TITLE: Role of milk bioactives on brain function and a case study on how to overcome obstacles during whey production
The fractionation of milk to produce whey protein yields under-utilized co-products such as whey protein phospholipid concentrate and cream, which are potentially enriched with bioactive lipids critical to brain function. Currently, little is known about the chemical characteristics and neuro-cognitive effects of these types of dairy co-product streams. Throughout this session, we will explore three challenges and possible solutions for gathering greater insights on how milk fractions such as these dairy co-products can concentrate bioactive lipid species in co-products that may improve cognitive performance in rodents and humans. The challenges will include scale-up production, establishing effective doses in pre-clinical models and knowing the type of brain disorders that could benefit most from these co-products.

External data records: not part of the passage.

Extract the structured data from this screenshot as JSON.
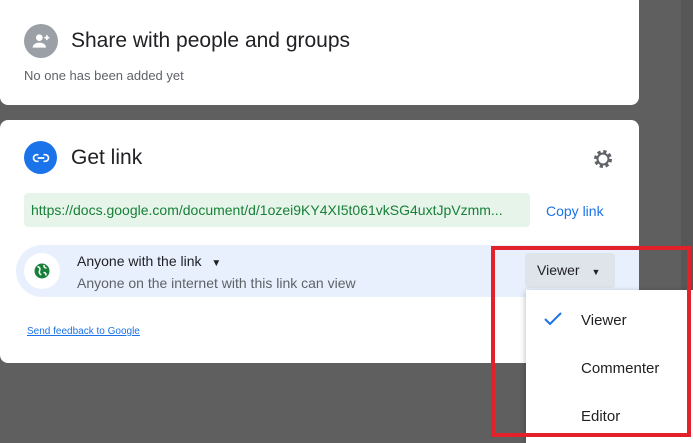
{
  "share": {
    "title": "Share with people and groups",
    "empty": "No one has been added yet"
  },
  "link": {
    "title": "Get link",
    "url": "https://docs.google.com/document/d/1ozei9KY4XI5t061vkSG4uxtJpVzmm...",
    "copy_label": "Copy link",
    "access": {
      "scope": "Anyone with the link",
      "description": "Anyone on the internet with this link can view",
      "role": "Viewer"
    },
    "feedback": "Send feedback to Google"
  },
  "role_menu": {
    "items": [
      {
        "label": "Viewer",
        "selected": true
      },
      {
        "label": "Commenter",
        "selected": false
      },
      {
        "label": "Editor",
        "selected": false
      }
    ]
  },
  "colors": {
    "accent": "#1a73e8",
    "highlight": "#e3212b"
  }
}
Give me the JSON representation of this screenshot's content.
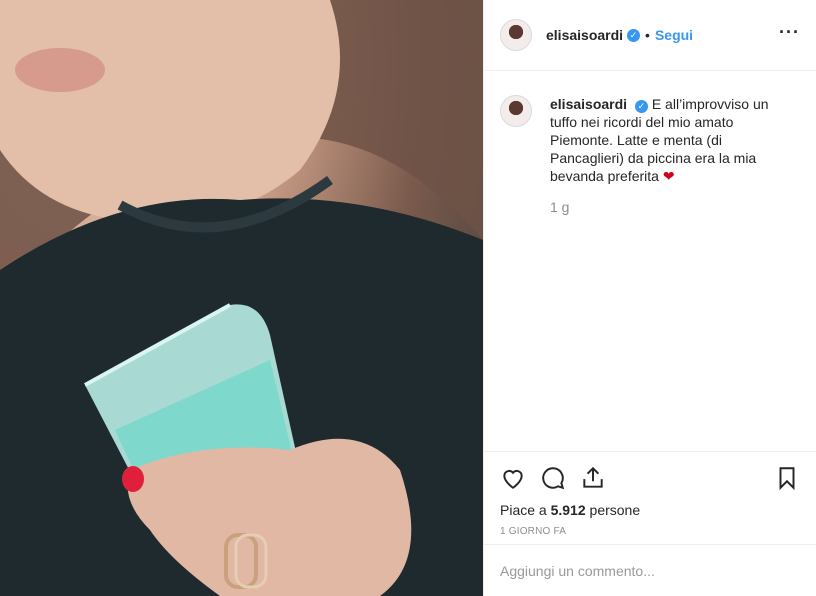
{
  "post": {
    "username": "elisaisoardi",
    "verified_icon": "verified-badge-icon",
    "follow_label": "Segui",
    "more_icon": "more-options-icon"
  },
  "caption": {
    "username": "elisaisoardi",
    "text": "E all’improvviso un tuffo nei ricordi del mio amato Piemonte. Latte e menta (di Pancaglieri) da piccina era la mia bevanda preferita",
    "emoji": "❤",
    "age": "1 g"
  },
  "actions": {
    "like_icon": "heart-icon",
    "comment_icon": "comment-icon",
    "share_icon": "share-icon",
    "save_icon": "bookmark-icon"
  },
  "likes": {
    "prefix": "Piace a ",
    "count": "5.912",
    "suffix": " persone"
  },
  "timestamp": "1 GIORNO FA",
  "comment_box": {
    "placeholder": "Aggiungi un commento..."
  },
  "colors": {
    "accent": "#3897f0",
    "heart": "#d0021b"
  }
}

Dr. Ameer Taha is a professor in the Department of Food Science and Technology at UC Davis. He specializes in food chemistry and biochemistry. Taha completed his Ph.D. in pharmacology and toxicology at the University of Toronto, Canada. He joined the UC Davis faculty in 2014 after completing a postdoctoral fellowship at National Institutes of Health.
Dr. Taha studies the role of lipids and lipid-like compounds (e.g. pesticides) on brain function. His lab uses lipidomic tools to measure bioactive lipids in the food supply, investigate their absorption kinetics and understand their impact on brain neurophysiology and function. Ultimately, this research will inform on exposures that could modify brain plasticity and function.